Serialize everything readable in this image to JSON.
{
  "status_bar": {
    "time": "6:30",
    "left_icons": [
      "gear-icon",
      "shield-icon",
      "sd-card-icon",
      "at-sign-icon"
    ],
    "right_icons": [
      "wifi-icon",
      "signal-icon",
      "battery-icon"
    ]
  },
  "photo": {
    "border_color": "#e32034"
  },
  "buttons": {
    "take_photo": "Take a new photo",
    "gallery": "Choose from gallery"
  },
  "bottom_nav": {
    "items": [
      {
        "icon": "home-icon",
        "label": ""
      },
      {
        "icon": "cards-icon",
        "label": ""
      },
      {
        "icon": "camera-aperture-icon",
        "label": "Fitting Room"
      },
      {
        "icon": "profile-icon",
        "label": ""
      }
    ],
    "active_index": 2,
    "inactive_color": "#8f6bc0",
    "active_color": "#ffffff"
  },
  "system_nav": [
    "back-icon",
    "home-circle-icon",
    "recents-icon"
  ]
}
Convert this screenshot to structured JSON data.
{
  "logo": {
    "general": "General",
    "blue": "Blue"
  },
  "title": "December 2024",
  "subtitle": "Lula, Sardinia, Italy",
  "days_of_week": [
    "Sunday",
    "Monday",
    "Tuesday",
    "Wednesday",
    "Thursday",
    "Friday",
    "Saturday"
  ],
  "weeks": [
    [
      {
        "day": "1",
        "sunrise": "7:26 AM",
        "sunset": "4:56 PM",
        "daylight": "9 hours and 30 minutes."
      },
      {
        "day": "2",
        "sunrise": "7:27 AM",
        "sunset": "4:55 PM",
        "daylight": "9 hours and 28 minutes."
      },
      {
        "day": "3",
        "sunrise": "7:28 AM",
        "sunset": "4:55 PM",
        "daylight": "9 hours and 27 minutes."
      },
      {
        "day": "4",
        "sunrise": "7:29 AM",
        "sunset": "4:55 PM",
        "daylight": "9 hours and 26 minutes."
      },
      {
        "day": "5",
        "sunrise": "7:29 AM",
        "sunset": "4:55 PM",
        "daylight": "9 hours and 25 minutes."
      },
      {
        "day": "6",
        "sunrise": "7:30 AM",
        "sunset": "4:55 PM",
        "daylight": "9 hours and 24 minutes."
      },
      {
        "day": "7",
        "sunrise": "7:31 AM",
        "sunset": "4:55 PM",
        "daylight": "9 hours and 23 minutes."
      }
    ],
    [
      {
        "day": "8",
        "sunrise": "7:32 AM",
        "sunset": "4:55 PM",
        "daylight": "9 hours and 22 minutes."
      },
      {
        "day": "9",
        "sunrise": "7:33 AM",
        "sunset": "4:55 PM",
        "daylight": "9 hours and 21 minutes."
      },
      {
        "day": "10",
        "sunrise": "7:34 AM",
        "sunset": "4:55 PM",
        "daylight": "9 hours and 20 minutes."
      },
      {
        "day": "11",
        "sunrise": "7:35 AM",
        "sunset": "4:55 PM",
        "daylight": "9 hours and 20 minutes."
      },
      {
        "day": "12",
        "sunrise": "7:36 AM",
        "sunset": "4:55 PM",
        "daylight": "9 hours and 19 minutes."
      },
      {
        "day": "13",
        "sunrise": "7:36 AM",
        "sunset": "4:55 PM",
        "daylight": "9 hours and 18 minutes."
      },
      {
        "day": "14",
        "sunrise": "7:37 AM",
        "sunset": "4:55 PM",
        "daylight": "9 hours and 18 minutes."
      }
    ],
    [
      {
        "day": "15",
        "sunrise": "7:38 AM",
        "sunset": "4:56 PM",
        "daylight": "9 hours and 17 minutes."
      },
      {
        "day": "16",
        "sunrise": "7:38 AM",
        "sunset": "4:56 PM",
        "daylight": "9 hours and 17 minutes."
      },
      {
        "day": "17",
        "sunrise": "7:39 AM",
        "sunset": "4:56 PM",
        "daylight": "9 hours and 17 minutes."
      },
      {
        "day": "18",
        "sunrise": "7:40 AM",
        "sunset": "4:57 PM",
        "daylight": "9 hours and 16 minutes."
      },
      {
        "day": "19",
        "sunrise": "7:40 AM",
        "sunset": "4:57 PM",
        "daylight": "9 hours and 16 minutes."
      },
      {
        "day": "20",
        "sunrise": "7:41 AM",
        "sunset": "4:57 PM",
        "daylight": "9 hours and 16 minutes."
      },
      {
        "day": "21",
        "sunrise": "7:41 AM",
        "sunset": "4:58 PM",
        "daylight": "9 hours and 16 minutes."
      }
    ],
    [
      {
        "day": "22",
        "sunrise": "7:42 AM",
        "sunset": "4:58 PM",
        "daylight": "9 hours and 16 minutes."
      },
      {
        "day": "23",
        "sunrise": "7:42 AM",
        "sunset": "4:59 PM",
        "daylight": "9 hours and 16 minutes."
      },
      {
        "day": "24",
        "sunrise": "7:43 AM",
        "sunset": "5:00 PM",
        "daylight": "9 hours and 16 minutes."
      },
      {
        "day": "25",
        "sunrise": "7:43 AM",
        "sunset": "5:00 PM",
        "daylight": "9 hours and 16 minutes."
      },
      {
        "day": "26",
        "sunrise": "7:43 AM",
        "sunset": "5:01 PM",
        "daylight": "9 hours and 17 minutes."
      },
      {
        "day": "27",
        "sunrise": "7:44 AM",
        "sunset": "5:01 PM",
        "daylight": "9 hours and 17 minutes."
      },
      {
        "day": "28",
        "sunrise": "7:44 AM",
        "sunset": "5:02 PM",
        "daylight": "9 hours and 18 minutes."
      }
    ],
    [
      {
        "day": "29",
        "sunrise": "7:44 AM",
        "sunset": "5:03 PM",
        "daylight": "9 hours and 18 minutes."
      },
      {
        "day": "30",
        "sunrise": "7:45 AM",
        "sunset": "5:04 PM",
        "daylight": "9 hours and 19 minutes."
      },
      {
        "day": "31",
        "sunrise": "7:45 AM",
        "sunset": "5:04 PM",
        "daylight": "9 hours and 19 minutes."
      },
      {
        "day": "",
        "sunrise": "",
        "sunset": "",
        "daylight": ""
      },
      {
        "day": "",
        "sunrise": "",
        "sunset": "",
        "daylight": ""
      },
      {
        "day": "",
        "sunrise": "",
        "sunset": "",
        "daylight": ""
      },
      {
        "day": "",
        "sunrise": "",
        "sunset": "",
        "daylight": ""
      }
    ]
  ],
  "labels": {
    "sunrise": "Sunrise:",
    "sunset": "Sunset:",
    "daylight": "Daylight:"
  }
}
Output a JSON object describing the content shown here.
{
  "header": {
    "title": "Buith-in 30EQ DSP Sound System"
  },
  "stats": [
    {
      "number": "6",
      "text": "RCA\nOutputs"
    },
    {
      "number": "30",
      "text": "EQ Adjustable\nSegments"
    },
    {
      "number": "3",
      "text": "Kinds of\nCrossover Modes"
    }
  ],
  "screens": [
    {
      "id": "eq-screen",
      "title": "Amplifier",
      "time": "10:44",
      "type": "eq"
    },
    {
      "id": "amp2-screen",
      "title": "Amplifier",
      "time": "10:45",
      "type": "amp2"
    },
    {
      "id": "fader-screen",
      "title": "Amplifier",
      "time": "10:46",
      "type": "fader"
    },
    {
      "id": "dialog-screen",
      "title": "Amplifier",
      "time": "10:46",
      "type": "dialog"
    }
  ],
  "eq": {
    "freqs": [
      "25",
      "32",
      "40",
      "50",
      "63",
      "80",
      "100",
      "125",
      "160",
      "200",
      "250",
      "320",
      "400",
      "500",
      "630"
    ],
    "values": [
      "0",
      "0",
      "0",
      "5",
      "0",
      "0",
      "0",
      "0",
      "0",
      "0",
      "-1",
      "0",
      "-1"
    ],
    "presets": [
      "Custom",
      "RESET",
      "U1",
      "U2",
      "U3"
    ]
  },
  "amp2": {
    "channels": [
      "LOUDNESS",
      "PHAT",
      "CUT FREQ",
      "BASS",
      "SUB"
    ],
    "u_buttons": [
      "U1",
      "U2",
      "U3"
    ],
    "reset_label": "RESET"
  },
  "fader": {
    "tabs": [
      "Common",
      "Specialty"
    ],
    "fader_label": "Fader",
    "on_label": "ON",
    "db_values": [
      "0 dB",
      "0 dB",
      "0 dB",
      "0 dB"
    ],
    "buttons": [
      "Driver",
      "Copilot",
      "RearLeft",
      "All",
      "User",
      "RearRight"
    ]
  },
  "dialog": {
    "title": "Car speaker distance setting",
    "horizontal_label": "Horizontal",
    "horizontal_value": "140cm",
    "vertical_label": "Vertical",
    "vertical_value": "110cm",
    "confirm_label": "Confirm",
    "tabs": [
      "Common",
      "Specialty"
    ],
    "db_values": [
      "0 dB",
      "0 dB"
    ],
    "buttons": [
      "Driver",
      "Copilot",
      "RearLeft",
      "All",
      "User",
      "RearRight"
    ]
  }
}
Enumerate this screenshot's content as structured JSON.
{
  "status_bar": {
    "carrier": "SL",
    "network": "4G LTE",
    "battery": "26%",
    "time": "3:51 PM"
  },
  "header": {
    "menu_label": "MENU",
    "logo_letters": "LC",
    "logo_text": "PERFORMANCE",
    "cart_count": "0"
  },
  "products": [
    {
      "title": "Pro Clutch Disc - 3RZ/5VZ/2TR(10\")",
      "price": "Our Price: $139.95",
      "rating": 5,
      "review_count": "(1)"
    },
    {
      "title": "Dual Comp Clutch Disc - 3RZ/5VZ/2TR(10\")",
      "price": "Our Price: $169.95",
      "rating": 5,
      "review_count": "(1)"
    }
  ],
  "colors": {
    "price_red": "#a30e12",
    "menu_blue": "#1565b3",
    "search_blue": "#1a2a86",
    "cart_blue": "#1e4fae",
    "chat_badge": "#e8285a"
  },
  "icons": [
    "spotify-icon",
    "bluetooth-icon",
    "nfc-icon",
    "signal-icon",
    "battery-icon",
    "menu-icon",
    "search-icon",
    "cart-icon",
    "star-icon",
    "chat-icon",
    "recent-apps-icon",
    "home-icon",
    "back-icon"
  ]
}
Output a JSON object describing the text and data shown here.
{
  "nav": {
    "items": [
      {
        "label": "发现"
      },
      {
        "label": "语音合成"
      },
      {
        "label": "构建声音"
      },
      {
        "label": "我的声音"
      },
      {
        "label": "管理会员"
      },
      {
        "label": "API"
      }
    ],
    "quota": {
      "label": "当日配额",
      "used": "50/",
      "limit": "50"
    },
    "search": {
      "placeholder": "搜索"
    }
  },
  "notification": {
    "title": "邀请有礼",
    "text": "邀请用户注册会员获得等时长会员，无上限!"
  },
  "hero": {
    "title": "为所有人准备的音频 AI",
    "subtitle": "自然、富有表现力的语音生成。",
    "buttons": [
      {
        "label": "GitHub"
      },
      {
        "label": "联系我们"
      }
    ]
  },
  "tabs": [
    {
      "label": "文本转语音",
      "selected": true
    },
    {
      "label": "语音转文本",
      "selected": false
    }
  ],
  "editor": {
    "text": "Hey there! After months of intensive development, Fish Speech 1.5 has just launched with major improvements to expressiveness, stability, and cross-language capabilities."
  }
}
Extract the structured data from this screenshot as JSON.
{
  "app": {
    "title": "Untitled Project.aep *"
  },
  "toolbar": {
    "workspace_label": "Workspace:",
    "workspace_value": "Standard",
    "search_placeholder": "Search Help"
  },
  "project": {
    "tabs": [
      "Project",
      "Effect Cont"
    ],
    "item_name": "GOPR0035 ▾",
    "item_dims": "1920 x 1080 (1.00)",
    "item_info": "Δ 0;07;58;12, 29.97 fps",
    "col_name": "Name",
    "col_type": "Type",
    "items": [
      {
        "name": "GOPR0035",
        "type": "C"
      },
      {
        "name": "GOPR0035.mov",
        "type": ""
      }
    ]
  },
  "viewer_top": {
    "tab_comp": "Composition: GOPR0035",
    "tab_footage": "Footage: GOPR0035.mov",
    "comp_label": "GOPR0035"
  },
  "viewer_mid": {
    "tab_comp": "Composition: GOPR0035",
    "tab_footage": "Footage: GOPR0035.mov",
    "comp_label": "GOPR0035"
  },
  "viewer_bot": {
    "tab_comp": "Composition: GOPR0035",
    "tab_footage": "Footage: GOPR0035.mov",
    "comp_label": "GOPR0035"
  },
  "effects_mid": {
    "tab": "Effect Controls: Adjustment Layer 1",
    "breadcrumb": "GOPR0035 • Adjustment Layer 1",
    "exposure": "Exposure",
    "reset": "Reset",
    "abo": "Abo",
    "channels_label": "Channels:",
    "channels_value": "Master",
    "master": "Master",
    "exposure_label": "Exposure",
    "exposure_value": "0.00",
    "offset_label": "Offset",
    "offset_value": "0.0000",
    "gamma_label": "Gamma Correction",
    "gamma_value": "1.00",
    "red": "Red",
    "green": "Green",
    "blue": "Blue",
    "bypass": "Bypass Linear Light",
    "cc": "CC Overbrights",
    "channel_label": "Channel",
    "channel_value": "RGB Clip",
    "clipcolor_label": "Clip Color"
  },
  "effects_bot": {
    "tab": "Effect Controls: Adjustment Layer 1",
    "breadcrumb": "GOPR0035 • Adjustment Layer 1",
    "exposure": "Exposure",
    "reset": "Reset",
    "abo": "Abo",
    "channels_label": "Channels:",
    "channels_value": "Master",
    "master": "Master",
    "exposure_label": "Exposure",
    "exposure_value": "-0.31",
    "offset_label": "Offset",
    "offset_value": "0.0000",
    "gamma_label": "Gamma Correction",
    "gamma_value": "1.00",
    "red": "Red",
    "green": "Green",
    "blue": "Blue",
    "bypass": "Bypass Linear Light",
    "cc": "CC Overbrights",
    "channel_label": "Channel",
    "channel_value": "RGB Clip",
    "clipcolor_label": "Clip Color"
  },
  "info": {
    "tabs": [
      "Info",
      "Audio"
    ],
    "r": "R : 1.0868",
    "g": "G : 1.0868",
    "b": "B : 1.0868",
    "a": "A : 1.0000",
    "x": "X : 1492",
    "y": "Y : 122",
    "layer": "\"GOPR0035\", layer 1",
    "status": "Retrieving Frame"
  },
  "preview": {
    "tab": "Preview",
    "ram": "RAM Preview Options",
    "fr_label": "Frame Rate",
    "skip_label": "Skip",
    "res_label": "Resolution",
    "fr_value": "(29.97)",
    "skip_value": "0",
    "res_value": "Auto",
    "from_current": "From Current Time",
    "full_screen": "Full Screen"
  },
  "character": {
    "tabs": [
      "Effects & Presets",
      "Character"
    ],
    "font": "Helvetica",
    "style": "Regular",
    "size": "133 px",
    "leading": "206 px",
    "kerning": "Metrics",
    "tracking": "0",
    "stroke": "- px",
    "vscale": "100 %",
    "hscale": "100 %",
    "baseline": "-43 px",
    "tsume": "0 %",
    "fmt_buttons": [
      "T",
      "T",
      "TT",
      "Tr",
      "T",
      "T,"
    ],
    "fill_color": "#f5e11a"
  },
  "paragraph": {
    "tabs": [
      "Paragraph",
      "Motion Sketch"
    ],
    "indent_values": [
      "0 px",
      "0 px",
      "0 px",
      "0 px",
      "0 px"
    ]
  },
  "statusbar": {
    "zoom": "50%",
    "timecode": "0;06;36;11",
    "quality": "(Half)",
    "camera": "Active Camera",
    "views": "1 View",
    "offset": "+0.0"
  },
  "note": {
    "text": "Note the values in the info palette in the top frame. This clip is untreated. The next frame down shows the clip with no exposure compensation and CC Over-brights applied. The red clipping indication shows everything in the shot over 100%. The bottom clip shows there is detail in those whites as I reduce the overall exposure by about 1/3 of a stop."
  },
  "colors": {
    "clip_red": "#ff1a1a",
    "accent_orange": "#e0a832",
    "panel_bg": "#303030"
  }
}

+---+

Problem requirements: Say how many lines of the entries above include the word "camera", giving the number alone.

Your solution: 2